Baked Apple Dumplings.--Make a short pie-crust; roll it thin and cut it into squares large enough to cover an apple. Select apples of the same size, core and pare them, and fill the space with sugar, butter, and a little ground cinnamon or nutmeg. Place an apple in each square of pie-crust; wet the edges with water or white of egg, and fold together so that the points meet on the top. Pinch and turn the edges so that they are fluted. Bake in a moderate oven about forty minutes, or until the apples are soft without having lost their form. Serve with hard sauce or with sugar and cream.

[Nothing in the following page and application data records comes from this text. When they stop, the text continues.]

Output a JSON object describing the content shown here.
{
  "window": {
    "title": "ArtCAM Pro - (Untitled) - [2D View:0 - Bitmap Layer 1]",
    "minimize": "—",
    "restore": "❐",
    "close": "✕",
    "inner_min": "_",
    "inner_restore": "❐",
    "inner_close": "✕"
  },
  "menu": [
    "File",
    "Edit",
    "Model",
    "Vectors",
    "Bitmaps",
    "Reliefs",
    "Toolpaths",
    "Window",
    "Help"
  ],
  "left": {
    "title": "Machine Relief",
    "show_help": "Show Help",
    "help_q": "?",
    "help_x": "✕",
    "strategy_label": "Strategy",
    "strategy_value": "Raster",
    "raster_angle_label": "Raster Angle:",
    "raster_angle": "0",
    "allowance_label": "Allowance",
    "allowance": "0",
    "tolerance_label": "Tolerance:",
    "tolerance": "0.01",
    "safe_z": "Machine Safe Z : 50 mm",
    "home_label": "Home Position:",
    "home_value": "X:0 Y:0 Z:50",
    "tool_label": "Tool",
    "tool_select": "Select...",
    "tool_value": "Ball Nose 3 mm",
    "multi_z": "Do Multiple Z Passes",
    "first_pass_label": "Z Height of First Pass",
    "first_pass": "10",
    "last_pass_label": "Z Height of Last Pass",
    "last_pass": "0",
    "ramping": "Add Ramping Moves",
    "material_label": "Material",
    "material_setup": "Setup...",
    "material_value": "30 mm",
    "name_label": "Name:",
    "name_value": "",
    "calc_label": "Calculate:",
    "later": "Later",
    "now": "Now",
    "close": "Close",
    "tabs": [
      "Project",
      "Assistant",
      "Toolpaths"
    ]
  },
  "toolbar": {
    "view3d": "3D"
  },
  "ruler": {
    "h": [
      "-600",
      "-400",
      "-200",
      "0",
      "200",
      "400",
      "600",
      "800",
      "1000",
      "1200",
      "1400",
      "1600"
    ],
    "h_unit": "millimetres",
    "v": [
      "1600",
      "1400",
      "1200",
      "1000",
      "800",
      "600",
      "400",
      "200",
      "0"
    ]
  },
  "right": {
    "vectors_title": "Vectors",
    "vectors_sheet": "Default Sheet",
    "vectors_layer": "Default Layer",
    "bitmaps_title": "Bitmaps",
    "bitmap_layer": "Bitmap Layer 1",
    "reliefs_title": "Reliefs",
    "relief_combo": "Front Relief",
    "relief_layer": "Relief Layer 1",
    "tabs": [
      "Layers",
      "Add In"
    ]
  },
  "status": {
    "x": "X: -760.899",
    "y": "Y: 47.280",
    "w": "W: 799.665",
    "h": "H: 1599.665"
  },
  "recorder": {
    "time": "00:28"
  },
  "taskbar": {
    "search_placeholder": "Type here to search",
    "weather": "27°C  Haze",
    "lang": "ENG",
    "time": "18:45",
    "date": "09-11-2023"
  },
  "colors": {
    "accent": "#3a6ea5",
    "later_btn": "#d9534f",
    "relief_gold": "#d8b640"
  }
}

Steamed Apple Dumplings.--Core and pare six or eight apples. Make a biscuit dough, using four cups of flour, two heaping teaspoonfuls of baking-powder, one large tablespoonful of butter, one teaspoonful of salt, and one cup of milk. Use more or less milk as is needed to make a soft dough that will roll out without being sticky. Roll the dough about half an inch thick and cut in squares to cover the apples, as in the preceding recipe, after sweetening and flavoring. Place the dumplings on a dinner plate which can be set in the steamer. Steam forty minutes and serve from the same plate, with hard sauce or sweetened cream. A variation of this recipe, which is sometimes more convenient, is as follows: Cut the apples into eighths, and put them, with half a cup of water, into a granite pudding pan; roll the biscuit dough out to fit the pan, and cover the apples; cover the pan, and steam or cook in the oven. Sprinkle sugar thickly over the top and serve in the pudding pan, with hard sauce in another dish.

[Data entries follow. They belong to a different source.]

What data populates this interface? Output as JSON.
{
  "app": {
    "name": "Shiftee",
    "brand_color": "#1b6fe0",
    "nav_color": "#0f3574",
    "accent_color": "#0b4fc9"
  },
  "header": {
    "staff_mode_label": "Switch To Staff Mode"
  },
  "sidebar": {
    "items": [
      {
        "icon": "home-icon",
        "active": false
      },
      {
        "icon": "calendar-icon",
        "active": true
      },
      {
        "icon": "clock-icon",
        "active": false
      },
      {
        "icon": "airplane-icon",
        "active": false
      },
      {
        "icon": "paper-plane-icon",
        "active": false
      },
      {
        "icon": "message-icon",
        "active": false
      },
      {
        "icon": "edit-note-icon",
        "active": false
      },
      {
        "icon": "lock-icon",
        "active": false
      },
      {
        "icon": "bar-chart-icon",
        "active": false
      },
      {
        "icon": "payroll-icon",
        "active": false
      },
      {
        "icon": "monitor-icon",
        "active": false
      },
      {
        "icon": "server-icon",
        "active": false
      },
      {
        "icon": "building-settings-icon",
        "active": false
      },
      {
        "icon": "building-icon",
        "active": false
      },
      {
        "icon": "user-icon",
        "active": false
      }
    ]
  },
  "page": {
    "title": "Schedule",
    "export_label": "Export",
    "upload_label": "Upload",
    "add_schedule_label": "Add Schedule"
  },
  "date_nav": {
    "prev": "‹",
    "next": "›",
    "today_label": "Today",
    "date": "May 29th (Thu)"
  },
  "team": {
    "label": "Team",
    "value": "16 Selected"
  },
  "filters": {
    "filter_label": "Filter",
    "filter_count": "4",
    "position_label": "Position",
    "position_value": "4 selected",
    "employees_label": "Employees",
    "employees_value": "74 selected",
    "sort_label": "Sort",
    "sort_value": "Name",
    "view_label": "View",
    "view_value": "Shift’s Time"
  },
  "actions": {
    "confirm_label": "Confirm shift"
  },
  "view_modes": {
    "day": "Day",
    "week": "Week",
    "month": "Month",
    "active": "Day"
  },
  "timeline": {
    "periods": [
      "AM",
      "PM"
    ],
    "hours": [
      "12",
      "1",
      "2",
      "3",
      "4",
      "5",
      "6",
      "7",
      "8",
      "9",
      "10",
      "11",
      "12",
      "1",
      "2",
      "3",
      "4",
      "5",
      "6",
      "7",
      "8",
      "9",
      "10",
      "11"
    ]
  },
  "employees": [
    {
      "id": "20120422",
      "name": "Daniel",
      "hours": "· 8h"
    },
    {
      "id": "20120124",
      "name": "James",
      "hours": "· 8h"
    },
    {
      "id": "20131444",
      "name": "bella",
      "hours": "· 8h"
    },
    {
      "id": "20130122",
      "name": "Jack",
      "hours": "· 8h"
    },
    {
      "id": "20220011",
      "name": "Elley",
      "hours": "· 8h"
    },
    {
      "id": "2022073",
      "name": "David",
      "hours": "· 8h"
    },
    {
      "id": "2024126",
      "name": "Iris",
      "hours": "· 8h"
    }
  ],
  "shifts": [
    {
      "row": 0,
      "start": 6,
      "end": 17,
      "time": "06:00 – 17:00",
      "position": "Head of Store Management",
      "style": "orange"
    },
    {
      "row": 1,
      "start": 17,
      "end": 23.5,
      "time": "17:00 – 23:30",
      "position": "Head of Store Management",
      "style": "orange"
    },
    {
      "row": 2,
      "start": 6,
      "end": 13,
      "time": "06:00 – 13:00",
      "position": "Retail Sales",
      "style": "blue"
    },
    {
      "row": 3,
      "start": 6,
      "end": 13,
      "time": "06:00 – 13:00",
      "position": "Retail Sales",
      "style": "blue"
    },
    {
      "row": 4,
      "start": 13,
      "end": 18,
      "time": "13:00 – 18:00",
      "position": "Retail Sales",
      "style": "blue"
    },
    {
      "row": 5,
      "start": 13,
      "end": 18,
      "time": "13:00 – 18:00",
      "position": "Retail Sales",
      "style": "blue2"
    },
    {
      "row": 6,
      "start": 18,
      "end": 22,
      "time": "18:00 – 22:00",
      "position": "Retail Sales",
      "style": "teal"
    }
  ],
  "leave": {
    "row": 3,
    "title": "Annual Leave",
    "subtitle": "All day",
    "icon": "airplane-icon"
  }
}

Apple Pie. (By consent, from "Boston Cooking-School Cook-Book," by Miss Farmer.)--Four or five sour apples, one-third cup sugar, one-fourth teaspoon grated nutmeg, one-eighth teaspoon salt, one teaspoon butter, one teaspoon lemon juice, few gratings lemon rind. Line pie plate with paste. Pare, core, and cut the apples into eighths; put row around the plate one-half inch from the edge, and work toward the center until the plate is covered; then pile on the remainder. Mix sugar, nutmeg, salt, lemon juice and rind and sprinkle over the apples. Dot over with butter. Wet edges of under crust, cover with upper crust, and press edges together. Bake forty to forty-five minutes in a moderate oven. A very good pie may be made without butter or lemon. Cinnamon may be substituted for nutmeg. Evaporated apples soaked over night in cold water may be used in place of the fresh fruit.

Apple Fritters.--Core and pare three or four apples. Cut them crosswise into slices one-third of an inch thick, leaving the opening in the center. Sprinkle with lemon, sugar, and spice. Let stand one hour. Dip each slice in fritter batter, and fry in deep, hot fat. Drain, and sprinkle with powdered sugar. Serve hot, with or without hard sauce.

Batter For Fritters.--One cup flour, one-fourth teaspoonful salt, two-thirds cup milk, yolks and whites of two eggs beaten separately, one tablespoonful olive oil or melted butter. Mix salt and flour, add milk gradually, yolks of eggs, butter, and stiff whites. A tablespoonful of sugar may be added, if liked.

Fried Apples.--Cut slices one-half inch thick across the apple without removing skin or core, or cut the apple in quarters and remove the core. Saute the apples in butter or drippings until tender and light brown, but not soft enough to lose form. Serve on the same dish with pork chops.

Apple Water (for invalids).--Wipe, core and pare one large sour apple. Put two teaspoonfuls sugar in the core cavity, and bake until tender. Pour one cup boiling water over the baked apple, let it stand one-half hour, strain, and serve.